- **PROVIDED RECORDS**
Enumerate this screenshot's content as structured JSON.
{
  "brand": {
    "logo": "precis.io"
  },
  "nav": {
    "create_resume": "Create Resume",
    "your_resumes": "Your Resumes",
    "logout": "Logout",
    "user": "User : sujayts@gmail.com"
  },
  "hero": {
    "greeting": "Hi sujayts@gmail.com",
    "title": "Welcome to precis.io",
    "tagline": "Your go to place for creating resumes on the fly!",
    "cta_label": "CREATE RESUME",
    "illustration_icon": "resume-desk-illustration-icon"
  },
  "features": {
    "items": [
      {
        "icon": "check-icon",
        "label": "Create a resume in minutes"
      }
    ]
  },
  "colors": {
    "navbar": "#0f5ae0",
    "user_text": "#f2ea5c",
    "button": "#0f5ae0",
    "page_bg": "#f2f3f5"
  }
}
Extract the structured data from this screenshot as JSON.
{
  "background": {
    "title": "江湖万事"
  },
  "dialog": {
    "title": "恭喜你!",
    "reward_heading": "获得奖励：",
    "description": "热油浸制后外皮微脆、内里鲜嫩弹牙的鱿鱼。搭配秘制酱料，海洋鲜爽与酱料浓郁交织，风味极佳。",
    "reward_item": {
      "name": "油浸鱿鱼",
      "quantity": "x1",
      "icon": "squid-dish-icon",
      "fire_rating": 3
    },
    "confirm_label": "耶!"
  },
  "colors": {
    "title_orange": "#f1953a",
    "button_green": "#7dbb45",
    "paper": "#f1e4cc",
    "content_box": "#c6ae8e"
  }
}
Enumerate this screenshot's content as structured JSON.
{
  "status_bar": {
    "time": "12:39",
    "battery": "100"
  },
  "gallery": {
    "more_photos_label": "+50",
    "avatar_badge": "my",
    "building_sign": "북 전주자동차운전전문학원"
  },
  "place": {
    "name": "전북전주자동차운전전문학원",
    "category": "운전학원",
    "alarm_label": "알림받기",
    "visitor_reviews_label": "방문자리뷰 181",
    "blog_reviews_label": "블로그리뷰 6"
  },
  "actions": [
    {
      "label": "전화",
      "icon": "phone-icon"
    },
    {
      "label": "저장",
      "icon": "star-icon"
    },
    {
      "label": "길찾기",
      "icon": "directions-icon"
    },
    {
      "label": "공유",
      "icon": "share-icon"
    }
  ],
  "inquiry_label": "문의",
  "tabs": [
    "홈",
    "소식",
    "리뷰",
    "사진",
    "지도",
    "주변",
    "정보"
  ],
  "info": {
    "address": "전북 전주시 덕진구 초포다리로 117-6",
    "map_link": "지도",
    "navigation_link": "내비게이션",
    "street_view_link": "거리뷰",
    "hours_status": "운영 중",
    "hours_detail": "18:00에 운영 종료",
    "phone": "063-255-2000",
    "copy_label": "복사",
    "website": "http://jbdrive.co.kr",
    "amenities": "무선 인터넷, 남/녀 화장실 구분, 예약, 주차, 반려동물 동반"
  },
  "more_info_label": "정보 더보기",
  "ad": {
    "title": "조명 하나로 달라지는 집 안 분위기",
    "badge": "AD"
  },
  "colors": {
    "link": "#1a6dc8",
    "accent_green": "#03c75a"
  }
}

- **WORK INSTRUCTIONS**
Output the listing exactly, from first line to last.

- **EXPECTED OUTPUT**
Enumerate this screenshot's content as structured JSON.
{
  "brand": {
    "logo": "precis.io"
  },
  "nav": {
    "create_resume": "Create Resume",
    "your_resumes": "Your Resumes",
    "logout": "Logout",
    "user": "User : sujayts@gmail.com"
  },
  "hero": {
    "greeting": "Hi sujayts@gmail.com",
    "title": "Welcome to precis.io",
    "tagline": "Your go to place for creating resumes on the fly!",
    "cta_label": "CREATE RESUME",
    "illustration_icon": "resume-desk-illustration-icon"
  },
  "features": {
    "items": [
      {
        "icon": "check-icon",
        "label": "Create a resume in minutes"
      }
    ]
  },
  "colors": {
    "navbar": "#0f5ae0",
    "user_text": "#f2ea5c",
    "button": "#0f5ae0",
    "page_bg": "#f2f3f5"
  }
}
Extract the structured data from this screenshot as JSON.
{
  "background": {
    "title": "江湖万事"
  },
  "dialog": {
    "title": "恭喜你!",
    "reward_heading": "获得奖励：",
    "description": "热油浸制后外皮微脆、内里鲜嫩弹牙的鱿鱼。搭配秘制酱料，海洋鲜爽与酱料浓郁交织，风味极佳。",
    "reward_item": {
      "name": "油浸鱿鱼",
      "quantity": "x1",
      "icon": "squid-dish-icon",
      "fire_rating": 3
    },
    "confirm_label": "耶!"
  },
  "colors": {
    "title_orange": "#f1953a",
    "button_green": "#7dbb45",
    "paper": "#f1e4cc",
    "content_box": "#c6ae8e"
  }
}
Enumerate this screenshot's content as structured JSON.
{
  "status_bar": {
    "time": "12:39",
    "battery": "100"
  },
  "gallery": {
    "more_photos_label": "+50",
    "avatar_badge": "my",
    "building_sign": "북 전주자동차운전전문학원"
  },
  "place": {
    "name": "전북전주자동차운전전문학원",
    "category": "운전학원",
    "alarm_label": "알림받기",
    "visitor_reviews_label": "방문자리뷰 181",
    "blog_reviews_label": "블로그리뷰 6"
  },
  "actions": [
    {
      "label": "전화",
      "icon": "phone-icon"
    },
    {
      "label": "저장",
      "icon": "star-icon"
    },
    {
      "label": "길찾기",
      "icon": "directions-icon"
    },
    {
      "label": "공유",
      "icon": "share-icon"
    }
  ],
  "inquiry_label": "문의",
  "tabs": [
    "홈",
    "소식",
    "리뷰",
    "사진",
    "지도",
    "주변",
    "정보"
  ],
  "info": {
    "address": "전북 전주시 덕진구 초포다리로 117-6",
    "map_link": "지도",
    "navigation_link": "내비게이션",
    "street_view_link": "거리뷰",
    "hours_status": "운영 중",
    "hours_detail": "18:00에 운영 종료",
    "phone": "063-255-2000",
    "copy_label": "복사",
    "website": "http://jbdrive.co.kr",
    "amenities": "무선 인터넷, 남/녀 화장실 구분, 예약, 주차, 반려동물 동반"
  },
  "more_info_label": "정보 더보기",
  "ad": {
    "title": "조명 하나로 달라지는 집 안 분위기",
    "badge": "AD"
  },
  "colors": {
    "link": "#1a6dc8",
    "accent_green": "#03c75a"
  }
}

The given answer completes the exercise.